|Title||Evaluation of Orius species for biological control of Frankliniella occidentalis (Pergande) (Thysanoptera: Thripidae)|
|Source||Wageningen University. Promotor(en): Joop van Lenteren. - [S.I.] : S.n. - ISBN 9789058089007 - 215|
Laboratory of Entomology
|Publication type||Dissertation, externally prepared|
|Keyword(s)||frankliniella occidentalis - thysanoptera - insectenplagen - orius - heteroptera - anthocoridae - biologische bestrijding - diapauze - organismen ingezet bij biologische bestrijding - frankliniella occidentalis - thysanoptera - insect pests - orius - heteroptera - anthocoridae - biological control - biological control agents - diapause|
|Categories||Biological Control of Pests|
Key words: Thysanoptera, Frankliniella occidentalis, Heteroptera, Orius leavigatu, Orius majusculu, Orius niger, Orius insidiosus, Biology, Diapause, Biological control.
The overall aim of this research was to develop a biological control programme for F. occidentalis through the selection of an efficient beneficial arthropod. First, a general review of the literature about thrips pest species in Europe and in particular of Frankliniella occidentalis (Pergande) (Western Flower Thrips) was made. Information regarding the biology, distribution, host plants of thrips and damage induced by this pest species were discussed and summarized. The main candidates as natural enemies for control of thrips emerging from this literature study and from an evaluation of all present data, were Anthocoridae, and, thus, further research was directed towards Anthocorid predators of the genus Orius (Rhyncota: Heteroptera) ( chapter 1 ).
Next, of the genus Orius , the most common species of the Mediterranean regions of Europe were chosen as candidates for biological control of F. occidentalis . Orius predators were collected in several areas in Italy on 36 plant species infested by thrips. The most common species were O. niger Wolff, O. laevigatus (Fieber) and O. majusculus (Reuter). No clear host-plant preferences of these Orius species were recorded ( chapter 2 ).
Consequently, biological characteristics and predation activity of four Orius species (the palaeartic O. majusculus , O. laevigatus and O. niger and the neartic O. insidiosus , an exotic species that was earlier released in Italy) were determined by laboratory experiments using two prey species: Ephestia kuehniella (Zell.) eggs and Frankliniella occidentalis adults. Preimaginal mortality, development time, sex-ratio, pre-oviposition period, longevity, fecundity, and predation during the instar stages and the adult stage were measured. The intrinsic rates of natural increase (r m) and the kill rates (k m= ln k 0/t k) for all four Orius species was determined. The k mwas 0.23 for O. laevigatus , 0.21 for O. majusculus , 0.25 for O. insidiosus , 0.19 for O. niger , respectively. In all species, the females that fed on E. kuehniella showed greater longevity and higher reproduction than those fed on F. occidentalis . Most data for the neartic O. insidiosus were similar to those of O. laevigatus and O. majusculus . Mass rearings of O. insidiosus , O. laevigatus and O. majusculus were successfully developed, while O. niger appeared difficult to rear. Based on these data, it was concluded that O. laevigatus might be the best candidate for control of thrips ( chapter 3 ).

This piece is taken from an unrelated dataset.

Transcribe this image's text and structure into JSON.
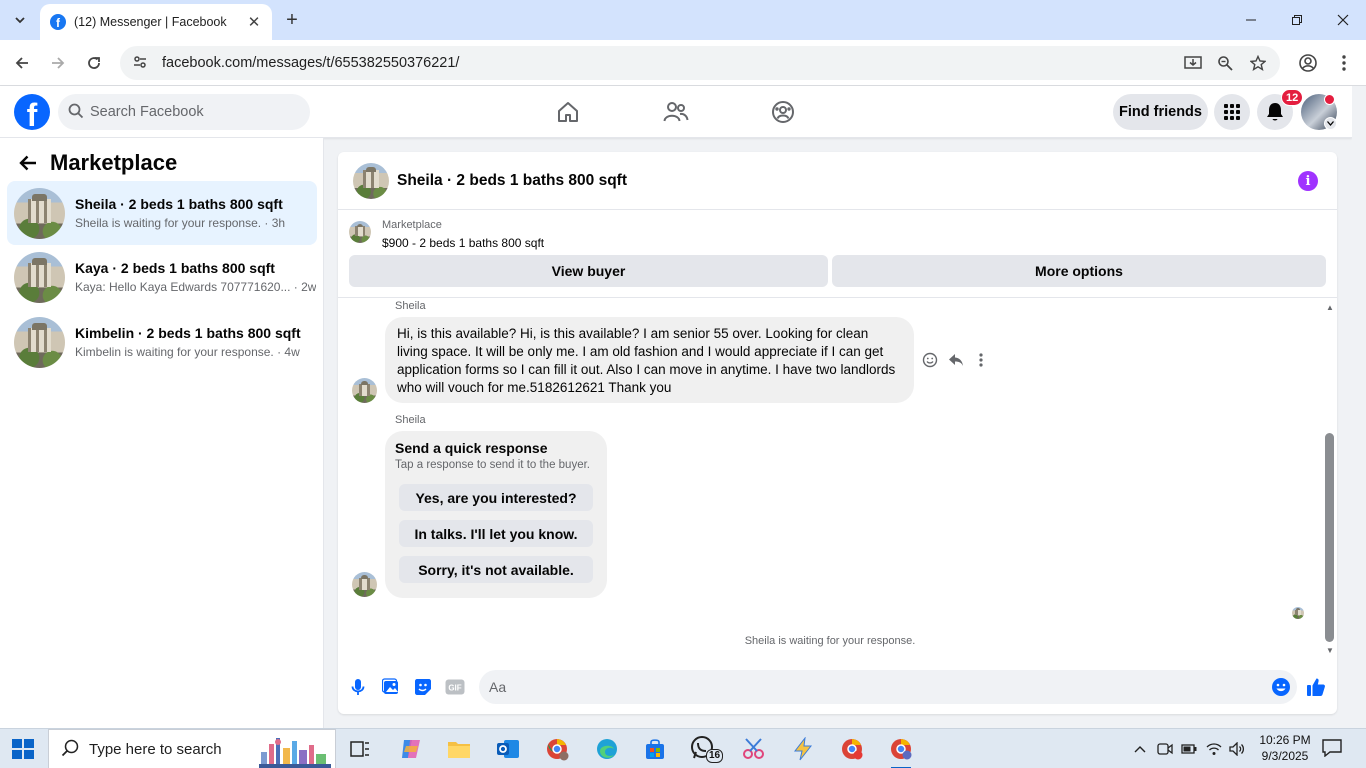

No data were available about the occurrence of diapause in O. laevigatus . As thrips pest occur early in the season, it is important to use natural enemies that do not go into diapause. The possibility of inducing a reproductive diapause in this palearctic species was therefore investigated in the laboratory using two strains: strain N collected in northern Italy (Po Valley) and strain S collected in southern Italy (Sicily). The influence of photoperiod on Orius eggs was studied. Development time, adult emergence, sex ratio, pre-oviposition period, fecundity, and the presence of mature oocytes were recorded. The two strains of O. laevigatus showed to have a different way of overwintering: in the northern strain part of the population undergoes a weak reproductive diapause, while for the southern strain overwintering could best be described as quiescence ( chapter 4 ).
Finally, the capacity of O. laevigatus to control thrips pests ( F. occidentalis and T. tabaci ) was studied by releases of this predator in two vegetable crops in commercial greenhouses, sweet pepper and eggplant. The releases of the pirate bugs were made as soon as thrips were detected, resulted in early establishment of the predator, in an interaction between prey and predator at low population densities and often in sufficient control of the pest ( chapter 5 and 6 ).
In conclusion, the southern Italian strain of O. laevigatus showed to be an efficient natural enemy of thrips and F. occidentalis . This natural enemy is currently produced and commercially used on large scale in Europe to control thrips species in vegetable and ornamental crops, mostly in protected crops ( chapter 7 ).